Life Technologies Corp said it has launched the first real-time polymerase chain reaction (PCR) detection system to test for SE after receiving an equivalency rating from the US Food and Drug Administration (FDA).
The firm said the decision by the FDA recognised that its Applied Biosystems TaqMan Salmonella enteritidis Detection Kit was “equivalent in accuracy, precision and sensitivity to its current standard methods” described in the body’s Bacteriological Analytical Manual (BAM, December 2007 Edition).
The test, developed with the University of Pennsylvania School of Veterinary Medicine, uses PCR technology to determine whether eggs contain SE in just 27 hours – compared to the conventional 10-day turnaround time, said Life Technologies.
The company said the breakthrough made it “the only tool of its kind on the market”. The faster testing procedure had been developed in response to the Federal Egg Safety Program. The regulation, which came into force in July 2010, toughened up procedures to prevent the contamination of eggs with SE, it added.
“The faster turnaround time to reach accurate results with this new molecular test not only enables egg producers to easily conform to the FDA’s new stringent testing standards, but also helps limit the negative economic impact associated with SE outbreaks,” said Gene Gregory, president and CEO of the United Egg Producers.

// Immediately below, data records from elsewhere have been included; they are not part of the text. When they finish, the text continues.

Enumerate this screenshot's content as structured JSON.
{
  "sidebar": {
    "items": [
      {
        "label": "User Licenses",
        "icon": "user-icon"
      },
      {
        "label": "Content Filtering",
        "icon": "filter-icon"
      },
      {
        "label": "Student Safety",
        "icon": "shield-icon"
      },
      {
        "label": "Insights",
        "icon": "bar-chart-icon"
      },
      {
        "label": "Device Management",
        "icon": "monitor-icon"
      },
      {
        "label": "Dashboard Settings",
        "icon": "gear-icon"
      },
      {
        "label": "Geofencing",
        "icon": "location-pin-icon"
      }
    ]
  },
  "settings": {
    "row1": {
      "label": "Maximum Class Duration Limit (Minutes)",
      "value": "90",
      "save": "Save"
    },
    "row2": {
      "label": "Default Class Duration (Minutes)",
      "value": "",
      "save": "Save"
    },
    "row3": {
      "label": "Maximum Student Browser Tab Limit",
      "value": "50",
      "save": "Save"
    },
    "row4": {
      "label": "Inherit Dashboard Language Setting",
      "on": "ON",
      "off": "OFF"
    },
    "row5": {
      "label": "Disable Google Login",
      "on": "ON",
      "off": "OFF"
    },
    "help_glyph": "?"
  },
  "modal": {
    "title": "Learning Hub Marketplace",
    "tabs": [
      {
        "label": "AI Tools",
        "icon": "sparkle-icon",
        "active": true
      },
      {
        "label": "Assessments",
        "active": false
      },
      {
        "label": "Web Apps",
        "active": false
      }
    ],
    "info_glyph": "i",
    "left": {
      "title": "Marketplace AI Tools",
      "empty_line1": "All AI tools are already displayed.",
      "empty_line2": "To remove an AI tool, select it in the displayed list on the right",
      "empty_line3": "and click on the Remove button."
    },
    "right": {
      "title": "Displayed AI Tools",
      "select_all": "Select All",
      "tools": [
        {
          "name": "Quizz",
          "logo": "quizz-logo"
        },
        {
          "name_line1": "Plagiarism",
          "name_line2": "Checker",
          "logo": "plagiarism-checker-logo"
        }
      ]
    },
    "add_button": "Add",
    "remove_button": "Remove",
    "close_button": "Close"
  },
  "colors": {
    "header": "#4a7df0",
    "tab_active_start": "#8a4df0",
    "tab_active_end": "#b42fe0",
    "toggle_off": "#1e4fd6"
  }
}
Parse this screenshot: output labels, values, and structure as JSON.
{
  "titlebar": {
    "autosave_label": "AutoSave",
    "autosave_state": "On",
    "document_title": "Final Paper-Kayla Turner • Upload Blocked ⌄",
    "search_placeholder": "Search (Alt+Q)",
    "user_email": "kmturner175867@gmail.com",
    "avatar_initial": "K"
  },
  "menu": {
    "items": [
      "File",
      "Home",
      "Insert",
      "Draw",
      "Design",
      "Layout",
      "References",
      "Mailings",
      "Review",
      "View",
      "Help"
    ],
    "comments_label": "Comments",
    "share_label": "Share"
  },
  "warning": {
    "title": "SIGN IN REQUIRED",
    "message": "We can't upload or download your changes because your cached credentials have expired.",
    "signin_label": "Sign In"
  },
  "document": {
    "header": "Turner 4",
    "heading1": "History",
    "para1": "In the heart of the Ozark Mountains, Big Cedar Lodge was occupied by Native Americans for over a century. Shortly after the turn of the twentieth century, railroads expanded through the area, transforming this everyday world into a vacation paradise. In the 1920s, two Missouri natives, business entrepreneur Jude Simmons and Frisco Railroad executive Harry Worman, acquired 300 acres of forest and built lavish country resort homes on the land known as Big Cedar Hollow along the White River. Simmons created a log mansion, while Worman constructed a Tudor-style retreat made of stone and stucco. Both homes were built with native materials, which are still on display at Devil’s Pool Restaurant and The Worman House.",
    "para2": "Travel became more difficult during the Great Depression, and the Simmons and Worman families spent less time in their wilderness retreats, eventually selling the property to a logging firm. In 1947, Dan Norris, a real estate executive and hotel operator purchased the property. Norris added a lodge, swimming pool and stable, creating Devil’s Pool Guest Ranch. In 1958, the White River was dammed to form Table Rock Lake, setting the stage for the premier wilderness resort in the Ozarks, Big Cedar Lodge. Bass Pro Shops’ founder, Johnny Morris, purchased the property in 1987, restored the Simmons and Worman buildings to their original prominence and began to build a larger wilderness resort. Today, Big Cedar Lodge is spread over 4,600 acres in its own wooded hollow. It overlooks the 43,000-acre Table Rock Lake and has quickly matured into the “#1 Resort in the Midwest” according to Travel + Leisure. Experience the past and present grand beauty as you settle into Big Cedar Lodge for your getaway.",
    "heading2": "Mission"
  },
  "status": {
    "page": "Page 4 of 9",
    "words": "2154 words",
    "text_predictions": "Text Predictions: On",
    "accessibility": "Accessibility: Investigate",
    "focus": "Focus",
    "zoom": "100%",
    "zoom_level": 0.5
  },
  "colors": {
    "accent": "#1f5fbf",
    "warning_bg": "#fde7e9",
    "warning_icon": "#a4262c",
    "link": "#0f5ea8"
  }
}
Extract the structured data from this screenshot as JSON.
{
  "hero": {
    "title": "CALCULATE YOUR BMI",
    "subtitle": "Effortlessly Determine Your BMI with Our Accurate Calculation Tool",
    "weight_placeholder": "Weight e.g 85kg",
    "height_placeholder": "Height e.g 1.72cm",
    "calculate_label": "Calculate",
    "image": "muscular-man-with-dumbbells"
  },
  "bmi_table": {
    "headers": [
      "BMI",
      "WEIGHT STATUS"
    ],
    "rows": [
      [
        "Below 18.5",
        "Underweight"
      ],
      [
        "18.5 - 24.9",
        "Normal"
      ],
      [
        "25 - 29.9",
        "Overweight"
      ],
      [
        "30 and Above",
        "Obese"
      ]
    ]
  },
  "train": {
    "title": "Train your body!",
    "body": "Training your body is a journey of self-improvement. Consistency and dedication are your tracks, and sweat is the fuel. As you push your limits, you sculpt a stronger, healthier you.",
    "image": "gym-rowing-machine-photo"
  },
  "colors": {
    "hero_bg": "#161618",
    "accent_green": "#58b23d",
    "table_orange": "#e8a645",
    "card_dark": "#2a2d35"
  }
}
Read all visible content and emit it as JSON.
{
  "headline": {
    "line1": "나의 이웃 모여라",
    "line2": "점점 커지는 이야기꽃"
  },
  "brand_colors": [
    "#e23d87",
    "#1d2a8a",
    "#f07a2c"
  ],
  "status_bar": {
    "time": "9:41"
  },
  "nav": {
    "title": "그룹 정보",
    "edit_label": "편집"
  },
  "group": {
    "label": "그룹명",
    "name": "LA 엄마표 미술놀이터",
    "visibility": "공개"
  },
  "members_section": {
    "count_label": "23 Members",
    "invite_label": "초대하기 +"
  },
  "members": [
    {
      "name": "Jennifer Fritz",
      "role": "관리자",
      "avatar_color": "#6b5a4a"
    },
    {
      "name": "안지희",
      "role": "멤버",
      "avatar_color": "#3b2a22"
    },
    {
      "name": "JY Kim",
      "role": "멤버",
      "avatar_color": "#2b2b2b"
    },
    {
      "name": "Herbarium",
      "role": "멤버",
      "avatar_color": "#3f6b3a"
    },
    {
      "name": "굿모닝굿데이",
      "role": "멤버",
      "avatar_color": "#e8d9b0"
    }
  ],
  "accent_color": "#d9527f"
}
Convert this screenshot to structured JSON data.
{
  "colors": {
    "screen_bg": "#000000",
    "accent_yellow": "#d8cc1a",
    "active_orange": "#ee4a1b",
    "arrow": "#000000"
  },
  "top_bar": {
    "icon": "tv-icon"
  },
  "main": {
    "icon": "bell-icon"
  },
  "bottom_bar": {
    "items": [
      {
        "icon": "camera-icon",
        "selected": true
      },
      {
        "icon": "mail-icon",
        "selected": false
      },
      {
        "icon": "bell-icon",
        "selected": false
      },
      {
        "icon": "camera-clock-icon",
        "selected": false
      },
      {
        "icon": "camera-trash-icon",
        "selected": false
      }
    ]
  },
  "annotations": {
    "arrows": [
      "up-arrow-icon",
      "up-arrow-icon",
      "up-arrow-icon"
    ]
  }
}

Last year, a nationwide contamination of SE led to the recall of 550m eggs in the US. The tainted eggs were believed to have been produced at two Iowa-based farms.
Shelley Rankin, associate professor of Microbiology at Penn Vet and lead researcher on this project, said: “The FDA equivalence determination for this test marks a milestone for the egg industry in this country.”